Project description:We employ single-molecule fluorescence resonance energy transfer (smFRET) to study structural dynamics over the first two elongation cycles of protein synthesis, using ribosomes containing either Cy3-labeled ribosomal protein L11 and A- or P-site Cy5-labeled tRNA or Cy3- and Cy5-labeled tRNAs. Pretranslocation (PRE) complexes demonstrate fluctuations between classical and hybrid forms, with concerted motions of tRNAs away from L11 and from each other when classical complex converts to hybrid complex. EF-G?GTP binding to both hybrid and classical PRE complexes halts these fluctuations prior to catalyzing translocation to form the posttranslocation (POST) complex. EF-G dependent translocation from the classical PRE complex proceeds via transient formation of a short-lived hybrid intermediate. A-site binding of either EF-G to the PRE complex or of aminoacyl-tRNA?EF-Tu ternary complex to the POST complex markedly suppresses ribosome conformational lability.
Project description:A multicolor fluorescence imaging device was recently developed for image-guided surgery. However, conventional systems are typically bulky and function with two cameras. To overcome these issues, we developed an economical home-built fluorescence imaging device based on a single RGB-IR sensor that can acquire both color and fluorescence images simultaneously. The technical feasibility of RGB-IR imaging was verified ex vivo in chicken breast tissue using fluorescein isothiocyanate (FITC), cyanine 5 (Cy5), and indocyanine green (ICG) as fluorescent agents. The minimum sensitivities for FITC, Cy5, and ICG were 0.200 µM, 0.130 µM, and 0.065 µM, respectively.
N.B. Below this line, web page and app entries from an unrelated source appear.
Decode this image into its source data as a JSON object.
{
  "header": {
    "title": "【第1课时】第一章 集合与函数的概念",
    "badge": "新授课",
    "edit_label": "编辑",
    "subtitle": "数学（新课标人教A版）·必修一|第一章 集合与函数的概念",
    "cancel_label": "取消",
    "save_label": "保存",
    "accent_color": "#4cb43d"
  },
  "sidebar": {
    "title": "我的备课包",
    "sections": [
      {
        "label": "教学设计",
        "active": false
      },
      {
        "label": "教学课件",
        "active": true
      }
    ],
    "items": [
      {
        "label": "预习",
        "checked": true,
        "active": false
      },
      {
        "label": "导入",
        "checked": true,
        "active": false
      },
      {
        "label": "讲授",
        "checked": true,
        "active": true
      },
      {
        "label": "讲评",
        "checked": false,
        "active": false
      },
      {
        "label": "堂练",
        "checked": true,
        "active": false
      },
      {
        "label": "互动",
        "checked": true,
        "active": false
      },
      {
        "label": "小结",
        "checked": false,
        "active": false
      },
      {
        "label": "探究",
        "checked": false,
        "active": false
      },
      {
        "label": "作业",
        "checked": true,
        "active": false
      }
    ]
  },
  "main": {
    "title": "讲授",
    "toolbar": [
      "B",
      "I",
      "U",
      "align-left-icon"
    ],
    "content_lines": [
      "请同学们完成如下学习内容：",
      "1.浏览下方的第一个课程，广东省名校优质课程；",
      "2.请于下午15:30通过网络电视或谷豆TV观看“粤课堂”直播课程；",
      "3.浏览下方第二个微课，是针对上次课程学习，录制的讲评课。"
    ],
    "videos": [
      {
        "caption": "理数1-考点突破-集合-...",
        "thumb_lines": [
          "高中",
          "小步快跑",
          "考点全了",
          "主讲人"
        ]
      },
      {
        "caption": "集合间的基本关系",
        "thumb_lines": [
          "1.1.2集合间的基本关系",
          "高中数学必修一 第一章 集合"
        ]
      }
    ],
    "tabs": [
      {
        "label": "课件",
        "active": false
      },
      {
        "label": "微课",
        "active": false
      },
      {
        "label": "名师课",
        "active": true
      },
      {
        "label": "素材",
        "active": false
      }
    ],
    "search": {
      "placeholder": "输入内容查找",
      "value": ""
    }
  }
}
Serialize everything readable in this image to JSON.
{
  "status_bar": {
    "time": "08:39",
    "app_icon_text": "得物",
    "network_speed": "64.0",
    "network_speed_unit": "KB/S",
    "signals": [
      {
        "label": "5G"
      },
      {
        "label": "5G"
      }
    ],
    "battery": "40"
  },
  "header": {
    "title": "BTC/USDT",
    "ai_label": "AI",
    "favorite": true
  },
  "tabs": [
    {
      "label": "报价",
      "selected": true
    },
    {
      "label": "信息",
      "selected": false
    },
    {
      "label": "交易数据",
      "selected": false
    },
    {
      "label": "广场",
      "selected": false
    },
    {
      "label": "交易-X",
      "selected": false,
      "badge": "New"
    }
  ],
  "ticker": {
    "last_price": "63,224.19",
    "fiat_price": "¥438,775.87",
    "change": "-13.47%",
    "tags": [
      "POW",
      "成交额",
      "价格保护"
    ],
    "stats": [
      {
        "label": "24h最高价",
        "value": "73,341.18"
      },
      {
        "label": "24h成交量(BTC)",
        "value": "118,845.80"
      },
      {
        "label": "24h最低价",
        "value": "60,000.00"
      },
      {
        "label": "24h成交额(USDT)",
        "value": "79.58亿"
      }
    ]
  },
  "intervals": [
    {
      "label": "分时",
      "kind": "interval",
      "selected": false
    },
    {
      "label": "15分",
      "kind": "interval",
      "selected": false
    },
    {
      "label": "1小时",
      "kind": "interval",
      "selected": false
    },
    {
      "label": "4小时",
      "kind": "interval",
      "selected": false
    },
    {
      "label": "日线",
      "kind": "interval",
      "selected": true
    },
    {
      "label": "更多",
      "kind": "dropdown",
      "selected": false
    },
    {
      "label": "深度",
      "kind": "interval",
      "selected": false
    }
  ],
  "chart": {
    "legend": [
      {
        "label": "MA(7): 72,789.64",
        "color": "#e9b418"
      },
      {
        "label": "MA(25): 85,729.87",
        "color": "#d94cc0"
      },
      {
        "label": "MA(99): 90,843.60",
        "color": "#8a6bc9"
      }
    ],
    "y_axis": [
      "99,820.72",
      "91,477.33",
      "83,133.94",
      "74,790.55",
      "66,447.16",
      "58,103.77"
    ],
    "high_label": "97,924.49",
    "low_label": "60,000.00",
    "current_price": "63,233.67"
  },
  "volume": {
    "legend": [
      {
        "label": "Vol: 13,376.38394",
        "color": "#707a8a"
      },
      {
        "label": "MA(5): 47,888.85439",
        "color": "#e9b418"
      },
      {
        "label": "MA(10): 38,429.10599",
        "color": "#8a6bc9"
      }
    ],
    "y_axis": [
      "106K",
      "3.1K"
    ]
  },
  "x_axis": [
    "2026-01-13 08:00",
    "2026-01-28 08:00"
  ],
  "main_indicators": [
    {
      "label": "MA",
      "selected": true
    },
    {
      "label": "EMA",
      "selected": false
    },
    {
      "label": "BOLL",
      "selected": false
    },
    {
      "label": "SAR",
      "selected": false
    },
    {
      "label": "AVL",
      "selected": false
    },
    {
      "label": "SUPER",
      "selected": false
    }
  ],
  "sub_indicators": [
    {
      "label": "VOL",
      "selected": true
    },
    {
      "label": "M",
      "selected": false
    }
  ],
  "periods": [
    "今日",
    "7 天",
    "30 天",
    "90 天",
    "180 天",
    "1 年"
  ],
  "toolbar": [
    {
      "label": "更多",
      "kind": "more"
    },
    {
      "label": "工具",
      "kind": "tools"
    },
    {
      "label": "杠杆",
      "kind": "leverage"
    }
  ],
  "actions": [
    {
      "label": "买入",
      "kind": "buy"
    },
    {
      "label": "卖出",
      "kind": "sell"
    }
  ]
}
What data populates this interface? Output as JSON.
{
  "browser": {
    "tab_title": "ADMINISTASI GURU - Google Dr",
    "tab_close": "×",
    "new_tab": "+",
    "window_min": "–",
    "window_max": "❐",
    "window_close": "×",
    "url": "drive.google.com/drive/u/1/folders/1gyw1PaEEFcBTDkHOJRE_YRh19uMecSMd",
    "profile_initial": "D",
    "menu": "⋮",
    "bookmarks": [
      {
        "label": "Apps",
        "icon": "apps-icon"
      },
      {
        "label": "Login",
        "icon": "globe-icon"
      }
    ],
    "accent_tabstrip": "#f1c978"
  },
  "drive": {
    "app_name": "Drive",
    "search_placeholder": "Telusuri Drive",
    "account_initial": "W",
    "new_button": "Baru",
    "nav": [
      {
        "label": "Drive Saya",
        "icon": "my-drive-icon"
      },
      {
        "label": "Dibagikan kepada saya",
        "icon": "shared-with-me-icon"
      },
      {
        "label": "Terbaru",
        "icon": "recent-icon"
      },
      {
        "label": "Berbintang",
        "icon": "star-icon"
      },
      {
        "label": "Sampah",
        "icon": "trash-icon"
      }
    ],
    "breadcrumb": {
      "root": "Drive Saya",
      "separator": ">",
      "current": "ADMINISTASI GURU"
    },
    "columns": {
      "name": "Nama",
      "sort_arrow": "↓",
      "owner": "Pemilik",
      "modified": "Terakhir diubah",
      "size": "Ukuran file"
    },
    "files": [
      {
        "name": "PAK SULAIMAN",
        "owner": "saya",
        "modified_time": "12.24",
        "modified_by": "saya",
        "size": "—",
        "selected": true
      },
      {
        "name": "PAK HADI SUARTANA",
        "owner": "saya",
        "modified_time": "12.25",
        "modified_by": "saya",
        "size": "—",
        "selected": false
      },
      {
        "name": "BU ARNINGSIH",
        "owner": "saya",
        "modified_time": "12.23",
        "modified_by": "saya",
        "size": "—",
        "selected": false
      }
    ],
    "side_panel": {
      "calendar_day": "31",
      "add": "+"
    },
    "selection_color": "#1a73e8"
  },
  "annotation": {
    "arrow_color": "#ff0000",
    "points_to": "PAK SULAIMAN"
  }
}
In addition, we validated the fluorescence imaging of this device in vitro during a minimally invasive procedure using smURFP-labeled probiotics, which emit a spectrum similar to that of Cy5. Our preliminary study of the ex vivo tissue suggests that Cy5 and ICG are good candidates for deep tissue imaging. In addition, the tumor-specific amplification process was visualized using cancer cells incubated with probiotics that had been labeled with a fluorescent protein. Our approach indicates the potential for in vivo screening of tumors in rodent tumor models.